Kid Canaveral, our indie-pop hosts, were the penultimate act, coming on stage to rousing applause and some good-natured heckling. Sporting a lurid red Christmas shirt (which he promised to burn afterwards) and swigging Buckfast from a bottle, David and the band swung into the opening song, ‘Low Winter Sun’.
He shows us a gift from his girlfriend – and plugs it in, which causes some (speedily remedied) issues with his guitar pedals as it turned out. It’s a Buckfast bottle filled with colourful fairy lights.
Personal favourites of mine, ‘The Wrench’, ‘A Compromise’, ‘Skeletons’, ‘Without a Backing Track’ and the eternally joyful ‘You Only Went Out to Get Drunk Last Night’ all made me a happy soul, singing and bopping away at the back of the room.
There is mention of a new band member – Michael Craig , on keyboards hidden away up the back – he takes over the parts Kate usually plays. Sadly, I found him quite hard to hear at times – especially noticeable on ‘You Only Went Out to Get Drunk Last Night’. Not sure if the mixing was wrong (the drums seemed overly loud too) or if I was just in a bad location.
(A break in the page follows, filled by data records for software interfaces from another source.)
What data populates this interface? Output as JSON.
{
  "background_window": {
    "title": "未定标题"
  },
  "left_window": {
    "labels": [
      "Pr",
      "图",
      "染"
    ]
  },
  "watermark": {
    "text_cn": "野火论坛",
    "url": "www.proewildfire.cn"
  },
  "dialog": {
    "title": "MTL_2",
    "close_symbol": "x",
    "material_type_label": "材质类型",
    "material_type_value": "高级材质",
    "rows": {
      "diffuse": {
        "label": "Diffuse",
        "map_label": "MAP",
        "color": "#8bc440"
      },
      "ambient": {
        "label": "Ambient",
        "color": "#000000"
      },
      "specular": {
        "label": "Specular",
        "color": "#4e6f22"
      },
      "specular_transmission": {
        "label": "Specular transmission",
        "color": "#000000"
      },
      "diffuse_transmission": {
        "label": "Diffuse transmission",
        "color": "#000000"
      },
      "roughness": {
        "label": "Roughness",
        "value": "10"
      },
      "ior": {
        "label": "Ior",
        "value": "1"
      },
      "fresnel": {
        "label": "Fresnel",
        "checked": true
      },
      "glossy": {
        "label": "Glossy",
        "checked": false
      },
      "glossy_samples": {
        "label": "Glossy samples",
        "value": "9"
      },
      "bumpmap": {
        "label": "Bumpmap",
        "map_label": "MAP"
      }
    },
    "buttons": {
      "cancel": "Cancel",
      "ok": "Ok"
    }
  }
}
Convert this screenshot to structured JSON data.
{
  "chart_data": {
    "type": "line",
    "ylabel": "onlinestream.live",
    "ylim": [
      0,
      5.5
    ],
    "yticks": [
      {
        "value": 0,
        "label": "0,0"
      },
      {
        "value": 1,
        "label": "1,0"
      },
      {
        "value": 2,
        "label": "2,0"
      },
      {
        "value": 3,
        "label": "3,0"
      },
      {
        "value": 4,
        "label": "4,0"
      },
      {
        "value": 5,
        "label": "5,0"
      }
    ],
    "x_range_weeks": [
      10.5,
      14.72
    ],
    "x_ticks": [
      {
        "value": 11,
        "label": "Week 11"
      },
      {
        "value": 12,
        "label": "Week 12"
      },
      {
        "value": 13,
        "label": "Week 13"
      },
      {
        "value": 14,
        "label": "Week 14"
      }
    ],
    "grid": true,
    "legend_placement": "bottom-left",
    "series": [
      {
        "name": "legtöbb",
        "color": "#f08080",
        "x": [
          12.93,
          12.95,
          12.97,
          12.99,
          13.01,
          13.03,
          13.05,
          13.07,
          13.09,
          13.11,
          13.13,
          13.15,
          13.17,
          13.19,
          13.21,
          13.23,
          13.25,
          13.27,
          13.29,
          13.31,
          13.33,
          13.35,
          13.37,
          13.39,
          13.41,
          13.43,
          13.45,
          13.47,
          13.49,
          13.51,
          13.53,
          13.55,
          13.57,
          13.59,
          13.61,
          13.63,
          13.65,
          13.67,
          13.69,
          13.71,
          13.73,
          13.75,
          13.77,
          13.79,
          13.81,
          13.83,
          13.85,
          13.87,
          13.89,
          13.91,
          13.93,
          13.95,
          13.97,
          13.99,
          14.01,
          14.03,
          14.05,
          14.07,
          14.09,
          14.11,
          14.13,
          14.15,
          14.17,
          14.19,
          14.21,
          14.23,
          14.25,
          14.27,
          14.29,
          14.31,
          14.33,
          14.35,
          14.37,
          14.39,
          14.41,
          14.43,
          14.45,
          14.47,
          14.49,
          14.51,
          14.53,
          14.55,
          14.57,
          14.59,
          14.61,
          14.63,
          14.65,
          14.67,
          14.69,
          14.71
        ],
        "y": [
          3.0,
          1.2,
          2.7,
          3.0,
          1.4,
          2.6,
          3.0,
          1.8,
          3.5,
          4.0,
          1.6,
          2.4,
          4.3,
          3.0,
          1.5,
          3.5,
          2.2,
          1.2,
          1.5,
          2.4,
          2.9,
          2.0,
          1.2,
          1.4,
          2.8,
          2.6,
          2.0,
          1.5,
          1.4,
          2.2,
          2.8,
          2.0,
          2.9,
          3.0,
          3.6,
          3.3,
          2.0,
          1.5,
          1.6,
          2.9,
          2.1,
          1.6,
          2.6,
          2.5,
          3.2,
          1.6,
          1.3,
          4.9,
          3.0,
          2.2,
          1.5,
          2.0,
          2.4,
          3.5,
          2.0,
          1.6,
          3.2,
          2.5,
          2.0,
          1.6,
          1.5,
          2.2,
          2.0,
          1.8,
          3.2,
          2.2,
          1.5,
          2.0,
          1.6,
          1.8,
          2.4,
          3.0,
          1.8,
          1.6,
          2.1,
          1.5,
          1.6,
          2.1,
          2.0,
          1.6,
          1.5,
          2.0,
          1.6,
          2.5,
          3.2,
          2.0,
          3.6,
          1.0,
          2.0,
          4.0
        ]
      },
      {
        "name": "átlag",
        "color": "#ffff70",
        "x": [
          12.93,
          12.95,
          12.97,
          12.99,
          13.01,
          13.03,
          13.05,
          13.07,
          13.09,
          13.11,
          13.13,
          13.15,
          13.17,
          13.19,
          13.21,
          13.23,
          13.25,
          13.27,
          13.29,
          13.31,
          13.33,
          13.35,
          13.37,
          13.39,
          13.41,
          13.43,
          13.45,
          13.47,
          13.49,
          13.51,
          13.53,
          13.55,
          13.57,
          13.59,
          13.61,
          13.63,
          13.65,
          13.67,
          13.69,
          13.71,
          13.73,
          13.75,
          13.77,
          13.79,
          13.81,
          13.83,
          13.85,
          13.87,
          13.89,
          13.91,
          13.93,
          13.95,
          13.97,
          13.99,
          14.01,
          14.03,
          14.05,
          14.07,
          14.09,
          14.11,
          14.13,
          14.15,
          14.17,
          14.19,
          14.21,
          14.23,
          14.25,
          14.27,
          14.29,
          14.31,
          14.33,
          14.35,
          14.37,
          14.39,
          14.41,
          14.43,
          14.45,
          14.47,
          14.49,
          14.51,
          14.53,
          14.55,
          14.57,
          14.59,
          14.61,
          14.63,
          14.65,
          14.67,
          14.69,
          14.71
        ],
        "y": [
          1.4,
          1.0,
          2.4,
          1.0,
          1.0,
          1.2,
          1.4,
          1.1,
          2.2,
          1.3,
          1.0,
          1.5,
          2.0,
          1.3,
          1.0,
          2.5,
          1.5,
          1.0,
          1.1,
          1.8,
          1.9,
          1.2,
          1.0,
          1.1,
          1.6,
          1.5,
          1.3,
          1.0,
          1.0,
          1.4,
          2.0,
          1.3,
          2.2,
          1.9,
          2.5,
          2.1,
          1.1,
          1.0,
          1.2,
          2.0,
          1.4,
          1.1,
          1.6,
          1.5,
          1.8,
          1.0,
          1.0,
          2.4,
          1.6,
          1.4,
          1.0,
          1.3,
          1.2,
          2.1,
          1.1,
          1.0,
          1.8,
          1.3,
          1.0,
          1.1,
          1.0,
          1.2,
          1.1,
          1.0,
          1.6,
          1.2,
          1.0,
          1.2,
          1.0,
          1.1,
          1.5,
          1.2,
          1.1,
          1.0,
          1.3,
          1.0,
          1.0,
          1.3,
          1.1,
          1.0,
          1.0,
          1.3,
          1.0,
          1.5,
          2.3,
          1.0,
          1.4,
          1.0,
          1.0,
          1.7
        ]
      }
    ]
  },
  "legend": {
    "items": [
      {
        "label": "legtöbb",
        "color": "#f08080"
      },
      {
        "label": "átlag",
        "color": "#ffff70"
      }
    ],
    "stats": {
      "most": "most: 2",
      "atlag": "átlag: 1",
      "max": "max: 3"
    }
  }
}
Still, no matter.
Ibibio Sound Machine – a new name to me – were excitedly introduced by David for the finale. A colourful bunch (eight of them in total), they produce a very funky, almost carnival sound, West African beats to get everyone sweaty. Interesting titles such as ‘Voice of the Bird’ and ‘Uwa the Peacock’ get the mind dreaming, in the mix of brass, electric guitar, mixed percussions and electronics. It’s a compelling, dancey beat, and almost impossible to stand still to. A fine way to end the evening.
We tumble out of the hall, hot and hungry – stumbling across the street to the chippy, we see the ‘open’ sign turned over to ‘closed’ as we reach for the door. Darnnit.
Words and pics by Dark Secret.